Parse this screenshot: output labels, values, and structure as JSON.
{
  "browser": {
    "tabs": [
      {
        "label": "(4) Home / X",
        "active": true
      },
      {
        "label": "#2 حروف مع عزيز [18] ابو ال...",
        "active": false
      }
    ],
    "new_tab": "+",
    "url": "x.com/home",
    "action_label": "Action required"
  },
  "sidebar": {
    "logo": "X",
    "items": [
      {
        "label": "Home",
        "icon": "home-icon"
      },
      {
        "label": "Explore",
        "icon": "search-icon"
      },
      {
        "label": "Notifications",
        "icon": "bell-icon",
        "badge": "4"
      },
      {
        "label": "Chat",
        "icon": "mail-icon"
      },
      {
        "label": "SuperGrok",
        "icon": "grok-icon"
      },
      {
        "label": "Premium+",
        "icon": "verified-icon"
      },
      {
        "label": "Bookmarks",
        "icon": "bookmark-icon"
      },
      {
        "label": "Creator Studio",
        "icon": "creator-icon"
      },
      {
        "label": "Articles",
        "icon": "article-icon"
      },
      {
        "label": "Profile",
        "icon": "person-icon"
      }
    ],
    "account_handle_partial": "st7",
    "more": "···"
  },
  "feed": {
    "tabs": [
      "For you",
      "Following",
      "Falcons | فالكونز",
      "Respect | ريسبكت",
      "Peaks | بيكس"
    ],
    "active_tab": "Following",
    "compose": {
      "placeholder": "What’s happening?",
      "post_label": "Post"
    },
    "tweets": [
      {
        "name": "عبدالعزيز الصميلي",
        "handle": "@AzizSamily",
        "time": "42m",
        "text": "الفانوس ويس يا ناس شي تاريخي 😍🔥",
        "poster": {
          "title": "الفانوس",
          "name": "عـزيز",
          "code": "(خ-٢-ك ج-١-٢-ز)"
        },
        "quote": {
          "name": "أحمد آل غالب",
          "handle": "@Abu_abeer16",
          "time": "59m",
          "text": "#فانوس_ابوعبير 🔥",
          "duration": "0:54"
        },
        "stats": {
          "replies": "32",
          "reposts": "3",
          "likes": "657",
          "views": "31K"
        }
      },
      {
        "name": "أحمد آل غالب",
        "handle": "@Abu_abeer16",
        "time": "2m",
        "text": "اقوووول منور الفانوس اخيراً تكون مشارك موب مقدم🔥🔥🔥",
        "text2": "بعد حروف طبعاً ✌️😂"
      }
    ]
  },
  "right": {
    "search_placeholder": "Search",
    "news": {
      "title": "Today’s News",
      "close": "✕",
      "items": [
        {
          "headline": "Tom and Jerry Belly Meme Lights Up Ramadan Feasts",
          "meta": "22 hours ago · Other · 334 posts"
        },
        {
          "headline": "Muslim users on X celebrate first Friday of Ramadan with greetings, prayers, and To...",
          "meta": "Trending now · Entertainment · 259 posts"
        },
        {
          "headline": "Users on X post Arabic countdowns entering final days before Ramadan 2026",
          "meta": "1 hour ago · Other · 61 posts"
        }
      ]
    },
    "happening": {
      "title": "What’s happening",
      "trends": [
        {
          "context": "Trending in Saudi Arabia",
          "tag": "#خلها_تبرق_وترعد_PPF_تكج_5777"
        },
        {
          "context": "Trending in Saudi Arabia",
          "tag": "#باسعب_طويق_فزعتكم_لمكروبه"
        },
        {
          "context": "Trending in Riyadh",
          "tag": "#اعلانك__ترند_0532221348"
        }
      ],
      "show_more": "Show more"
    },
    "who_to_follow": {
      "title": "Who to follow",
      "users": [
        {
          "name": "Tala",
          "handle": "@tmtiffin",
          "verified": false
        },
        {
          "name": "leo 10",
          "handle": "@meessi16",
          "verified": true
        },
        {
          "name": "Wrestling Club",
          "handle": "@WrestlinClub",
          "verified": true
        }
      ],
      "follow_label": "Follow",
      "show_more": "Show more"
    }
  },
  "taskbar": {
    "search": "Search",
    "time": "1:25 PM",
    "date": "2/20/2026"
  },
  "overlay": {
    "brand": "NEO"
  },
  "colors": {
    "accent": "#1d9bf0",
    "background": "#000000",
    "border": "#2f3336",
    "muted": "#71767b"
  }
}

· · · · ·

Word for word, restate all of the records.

Parse this screenshot: output labels, values, and structure as JSON.
{
  "browser": {
    "tabs": [
      {
        "label": "(4) Home / X",
        "active": true
      },
      {
        "label": "#2 حروف مع عزيز [18] ابو ال...",
        "active": false
      }
    ],
    "new_tab": "+",
    "url": "x.com/home",
    "action_label": "Action required"
  },
  "sidebar": {
    "logo": "X",
    "items": [
      {
        "label": "Home",
        "icon": "home-icon"
      },
      {
        "label": "Explore",
        "icon": "search-icon"
      },
      {
        "label": "Notifications",
        "icon": "bell-icon",
        "badge": "4"
      },
      {
        "label": "Chat",
        "icon": "mail-icon"
      },
      {
        "label": "SuperGrok",
        "icon": "grok-icon"
      },
      {
        "label": "Premium+",
        "icon": "verified-icon"
      },
      {
        "label": "Bookmarks",
        "icon": "bookmark-icon"
      },
      {
        "label": "Creator Studio",
        "icon": "creator-icon"
      },
      {
        "label": "Articles",
        "icon": "article-icon"
      },
      {
        "label": "Profile",
        "icon": "person-icon"
      }
    ],
    "account_handle_partial": "st7",
    "more": "···"
  },
  "feed": {
    "tabs": [
      "For you",
      "Following",
      "Falcons | فالكونز",
      "Respect | ريسبكت",
      "Peaks | بيكس"
    ],
    "active_tab": "Following",
    "compose": {
      "placeholder": "What’s happening?",
      "post_label": "Post"
    },
    "tweets": [
      {
        "name": "عبدالعزيز الصميلي",
        "handle": "@AzizSamily",
        "time": "42m",
        "text": "الفانوس ويس يا ناس شي تاريخي 😍🔥",
        "poster": {
          "title": "الفانوس",
          "name": "عـزيز",
          "code": "(خ-٢-ك ج-١-٢-ز)"
        },
        "quote": {
          "name": "أحمد آل غالب",
          "handle": "@Abu_abeer16",
          "time": "59m",
          "text": "#فانوس_ابوعبير 🔥",
          "duration": "0:54"
        },
        "stats": {
          "replies": "32",
          "reposts": "3",
          "likes": "657",
          "views": "31K"
        }
      },
      {
        "name": "أحمد آل غالب",
        "handle": "@Abu_abeer16",
        "time": "2m",
        "text": "اقوووول منور الفانوس اخيراً تكون مشارك موب مقدم🔥🔥🔥",
        "text2": "بعد حروف طبعاً ✌️😂"
      }
    ]
  },
  "right": {
    "search_placeholder": "Search",
    "news": {
      "title": "Today’s News",
      "close": "✕",
      "items": [
        {
          "headline": "Tom and Jerry Belly Meme Lights Up Ramadan Feasts",
          "meta": "22 hours ago · Other · 334 posts"
        },
        {
          "headline": "Muslim users on X celebrate first Friday of Ramadan with greetings, prayers, and To...",
          "meta": "Trending now · Entertainment · 259 posts"
        },
        {
          "headline": "Users on X post Arabic countdowns entering final days before Ramadan 2026",
          "meta": "1 hour ago · Other · 61 posts"
        }
      ]
    },
    "happening": {
      "title": "What’s happening",
      "trends": [
        {
          "context": "Trending in Saudi Arabia",
          "tag": "#خلها_تبرق_وترعد_PPF_تكج_5777"
        },
        {
          "context": "Trending in Saudi Arabia",
          "tag": "#باسعب_طويق_فزعتكم_لمكروبه"
        },
        {
          "context": "Trending in Riyadh",
          "tag": "#اعلانك__ترند_0532221348"
        }
      ],
      "show_more": "Show more"
    },
    "who_to_follow": {
      "title": "Who to follow",
      "users": [
        {
          "name": "Tala",
          "handle": "@tmtiffin",
          "verified": false
        },
        {
          "name": "leo 10",
          "handle": "@meessi16",
          "verified": true
        },
        {
          "name": "Wrestling Club",
          "handle": "@WrestlinClub",
          "verified": true
        }
      ],
      "follow_label": "Follow",
      "show_more": "Show more"
    }
  },
  "taskbar": {
    "search": "Search",
    "time": "1:25 PM",
    "date": "2/20/2026"
  },
  "overlay": {
    "brand": "NEO"
  },
  "colors": {
    "accent": "#1d9bf0",
    "background": "#000000",
    "border": "#2f3336",
    "muted": "#71767b"
  }
}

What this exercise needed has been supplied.